- EXERCISE AIM -
The line that contains "Parse this screenshot: output" marks the start. Output it and all remaining lines exactly, through the final line of the listing.

##############################

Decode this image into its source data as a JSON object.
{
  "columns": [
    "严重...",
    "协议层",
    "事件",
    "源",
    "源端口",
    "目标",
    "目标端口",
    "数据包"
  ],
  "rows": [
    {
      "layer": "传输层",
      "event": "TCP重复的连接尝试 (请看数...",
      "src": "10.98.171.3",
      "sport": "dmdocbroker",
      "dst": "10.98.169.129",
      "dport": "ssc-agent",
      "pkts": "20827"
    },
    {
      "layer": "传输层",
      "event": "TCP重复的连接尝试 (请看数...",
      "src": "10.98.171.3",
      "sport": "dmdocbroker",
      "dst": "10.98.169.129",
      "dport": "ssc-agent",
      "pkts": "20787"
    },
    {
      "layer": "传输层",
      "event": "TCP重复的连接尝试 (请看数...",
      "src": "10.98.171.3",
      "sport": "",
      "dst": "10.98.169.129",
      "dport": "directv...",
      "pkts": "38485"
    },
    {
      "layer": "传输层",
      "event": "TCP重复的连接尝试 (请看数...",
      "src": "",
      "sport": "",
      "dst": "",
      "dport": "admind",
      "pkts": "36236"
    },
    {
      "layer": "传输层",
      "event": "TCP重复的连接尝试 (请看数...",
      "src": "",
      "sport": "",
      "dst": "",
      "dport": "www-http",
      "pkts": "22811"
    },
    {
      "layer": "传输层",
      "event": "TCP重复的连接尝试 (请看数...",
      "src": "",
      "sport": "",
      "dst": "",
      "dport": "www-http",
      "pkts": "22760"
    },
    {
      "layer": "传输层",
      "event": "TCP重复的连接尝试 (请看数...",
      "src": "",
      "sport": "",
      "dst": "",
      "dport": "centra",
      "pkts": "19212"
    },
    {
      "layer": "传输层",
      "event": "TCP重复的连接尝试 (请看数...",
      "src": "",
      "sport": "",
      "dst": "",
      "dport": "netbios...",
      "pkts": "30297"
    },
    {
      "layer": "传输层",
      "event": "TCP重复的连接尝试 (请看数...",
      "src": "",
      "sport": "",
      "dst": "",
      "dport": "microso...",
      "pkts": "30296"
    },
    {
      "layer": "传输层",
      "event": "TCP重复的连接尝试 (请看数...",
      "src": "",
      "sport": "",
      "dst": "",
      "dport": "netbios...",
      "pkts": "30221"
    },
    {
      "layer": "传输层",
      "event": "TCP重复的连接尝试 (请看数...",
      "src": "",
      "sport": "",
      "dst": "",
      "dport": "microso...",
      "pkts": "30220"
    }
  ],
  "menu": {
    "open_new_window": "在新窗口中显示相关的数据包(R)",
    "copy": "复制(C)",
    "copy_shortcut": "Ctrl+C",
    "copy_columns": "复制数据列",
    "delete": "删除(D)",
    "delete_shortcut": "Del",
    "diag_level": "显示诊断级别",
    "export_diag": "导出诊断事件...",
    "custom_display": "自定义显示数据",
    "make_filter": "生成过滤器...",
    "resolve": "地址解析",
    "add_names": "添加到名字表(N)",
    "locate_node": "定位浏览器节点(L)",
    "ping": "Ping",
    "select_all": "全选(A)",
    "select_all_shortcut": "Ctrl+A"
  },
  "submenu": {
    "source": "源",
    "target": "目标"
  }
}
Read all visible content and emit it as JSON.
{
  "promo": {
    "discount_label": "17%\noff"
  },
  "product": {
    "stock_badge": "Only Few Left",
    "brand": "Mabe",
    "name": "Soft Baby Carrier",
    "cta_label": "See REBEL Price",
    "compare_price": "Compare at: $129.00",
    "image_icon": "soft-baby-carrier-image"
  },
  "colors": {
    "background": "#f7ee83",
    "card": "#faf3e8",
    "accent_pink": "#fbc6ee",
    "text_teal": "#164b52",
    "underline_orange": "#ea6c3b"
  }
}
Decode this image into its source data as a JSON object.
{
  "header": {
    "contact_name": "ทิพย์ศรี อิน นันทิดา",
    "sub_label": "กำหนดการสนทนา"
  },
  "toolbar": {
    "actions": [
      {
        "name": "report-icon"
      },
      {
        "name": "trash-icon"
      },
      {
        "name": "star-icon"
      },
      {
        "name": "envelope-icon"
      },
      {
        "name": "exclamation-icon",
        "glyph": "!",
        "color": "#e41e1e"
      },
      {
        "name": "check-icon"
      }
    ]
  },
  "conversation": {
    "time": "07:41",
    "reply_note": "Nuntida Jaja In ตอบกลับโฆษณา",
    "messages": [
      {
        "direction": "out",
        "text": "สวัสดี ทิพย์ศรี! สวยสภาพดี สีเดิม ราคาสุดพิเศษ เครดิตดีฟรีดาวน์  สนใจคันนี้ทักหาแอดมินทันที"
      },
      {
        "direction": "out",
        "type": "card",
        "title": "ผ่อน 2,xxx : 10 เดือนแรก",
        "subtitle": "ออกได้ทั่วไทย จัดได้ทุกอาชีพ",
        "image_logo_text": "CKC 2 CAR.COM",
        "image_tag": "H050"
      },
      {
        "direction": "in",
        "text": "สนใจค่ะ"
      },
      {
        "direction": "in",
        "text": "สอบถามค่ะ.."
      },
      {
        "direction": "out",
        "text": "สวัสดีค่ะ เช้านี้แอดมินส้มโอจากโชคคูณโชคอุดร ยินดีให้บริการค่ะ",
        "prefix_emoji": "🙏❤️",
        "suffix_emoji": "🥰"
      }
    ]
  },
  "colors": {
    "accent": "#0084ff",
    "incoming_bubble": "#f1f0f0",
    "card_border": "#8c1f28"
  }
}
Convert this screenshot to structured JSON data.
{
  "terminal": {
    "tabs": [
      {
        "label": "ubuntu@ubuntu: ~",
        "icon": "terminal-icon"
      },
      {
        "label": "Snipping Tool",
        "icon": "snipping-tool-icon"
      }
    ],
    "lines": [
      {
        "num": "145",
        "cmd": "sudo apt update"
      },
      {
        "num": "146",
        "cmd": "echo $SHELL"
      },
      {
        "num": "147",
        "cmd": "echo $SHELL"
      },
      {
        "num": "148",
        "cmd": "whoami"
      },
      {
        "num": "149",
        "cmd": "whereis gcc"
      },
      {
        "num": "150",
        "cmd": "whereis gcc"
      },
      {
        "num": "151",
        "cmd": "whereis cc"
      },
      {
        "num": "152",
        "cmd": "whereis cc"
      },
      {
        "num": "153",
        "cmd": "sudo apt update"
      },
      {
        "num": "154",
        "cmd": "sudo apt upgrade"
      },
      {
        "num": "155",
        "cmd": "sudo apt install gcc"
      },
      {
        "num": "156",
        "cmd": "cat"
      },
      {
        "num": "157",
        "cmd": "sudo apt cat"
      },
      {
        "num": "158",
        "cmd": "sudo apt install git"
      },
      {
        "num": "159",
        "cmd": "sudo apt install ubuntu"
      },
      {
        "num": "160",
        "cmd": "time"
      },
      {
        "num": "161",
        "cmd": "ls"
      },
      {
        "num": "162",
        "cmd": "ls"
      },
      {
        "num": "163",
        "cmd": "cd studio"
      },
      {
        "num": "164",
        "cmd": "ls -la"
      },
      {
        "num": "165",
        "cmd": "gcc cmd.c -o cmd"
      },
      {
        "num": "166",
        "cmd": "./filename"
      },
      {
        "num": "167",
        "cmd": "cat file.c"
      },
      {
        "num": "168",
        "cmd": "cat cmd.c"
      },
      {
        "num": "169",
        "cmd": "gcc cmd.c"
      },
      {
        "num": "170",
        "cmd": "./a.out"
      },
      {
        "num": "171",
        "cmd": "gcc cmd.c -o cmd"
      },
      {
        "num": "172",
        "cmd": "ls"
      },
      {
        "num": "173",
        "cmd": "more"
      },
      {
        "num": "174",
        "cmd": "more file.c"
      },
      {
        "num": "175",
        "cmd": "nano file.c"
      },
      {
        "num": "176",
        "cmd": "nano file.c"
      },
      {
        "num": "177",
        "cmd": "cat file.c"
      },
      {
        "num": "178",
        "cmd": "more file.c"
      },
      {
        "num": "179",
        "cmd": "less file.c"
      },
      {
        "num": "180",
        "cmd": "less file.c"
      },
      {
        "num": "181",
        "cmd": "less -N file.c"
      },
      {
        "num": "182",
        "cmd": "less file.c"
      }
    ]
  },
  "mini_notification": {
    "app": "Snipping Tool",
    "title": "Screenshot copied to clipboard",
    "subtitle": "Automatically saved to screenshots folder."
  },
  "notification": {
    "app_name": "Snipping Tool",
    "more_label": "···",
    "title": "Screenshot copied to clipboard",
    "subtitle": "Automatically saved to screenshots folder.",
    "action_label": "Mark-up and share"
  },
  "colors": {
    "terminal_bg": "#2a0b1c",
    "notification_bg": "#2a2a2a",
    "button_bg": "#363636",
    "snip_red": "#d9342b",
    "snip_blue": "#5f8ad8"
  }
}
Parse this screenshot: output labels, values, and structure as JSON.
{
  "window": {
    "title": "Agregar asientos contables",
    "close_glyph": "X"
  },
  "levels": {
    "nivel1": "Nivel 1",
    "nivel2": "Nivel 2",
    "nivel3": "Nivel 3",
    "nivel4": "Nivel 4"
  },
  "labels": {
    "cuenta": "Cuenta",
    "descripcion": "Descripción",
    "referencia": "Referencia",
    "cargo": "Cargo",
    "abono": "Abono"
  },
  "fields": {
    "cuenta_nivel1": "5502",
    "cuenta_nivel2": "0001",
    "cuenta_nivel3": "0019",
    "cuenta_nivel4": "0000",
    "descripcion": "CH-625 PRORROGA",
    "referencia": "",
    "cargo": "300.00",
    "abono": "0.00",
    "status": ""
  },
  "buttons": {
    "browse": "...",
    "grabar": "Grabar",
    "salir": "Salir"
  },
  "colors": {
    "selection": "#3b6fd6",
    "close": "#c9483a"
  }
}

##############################

- RESPONSE FOR THIS EXERCISE -
Parse this screenshot: output labels, values, and structure as JSON.
{
  "window": {
    "title": "Agregar asientos contables",
    "close_glyph": "X"
  },
  "levels": {
    "nivel1": "Nivel 1",
    "nivel2": "Nivel 2",
    "nivel3": "Nivel 3",
    "nivel4": "Nivel 4"
  },
  "labels": {
    "cuenta": "Cuenta",
    "descripcion": "Descripción",
    "referencia": "Referencia",
    "cargo": "Cargo",
    "abono": "Abono"
  },
  "fields": {
    "cuenta_nivel1": "5502",
    "cuenta_nivel2": "0001",
    "cuenta_nivel3": "0019",
    "cuenta_nivel4": "0000",
    "descripcion": "CH-625 PRORROGA",
    "referencia": "",
    "cargo": "300.00",
    "abono": "0.00",
    "status": ""
  },
  "buttons": {
    "browse": "...",
    "grabar": "Grabar",
    "salir": "Salir"
  },
  "colors": {
    "selection": "#3b6fd6",
    "close": "#c9483a"
  }
}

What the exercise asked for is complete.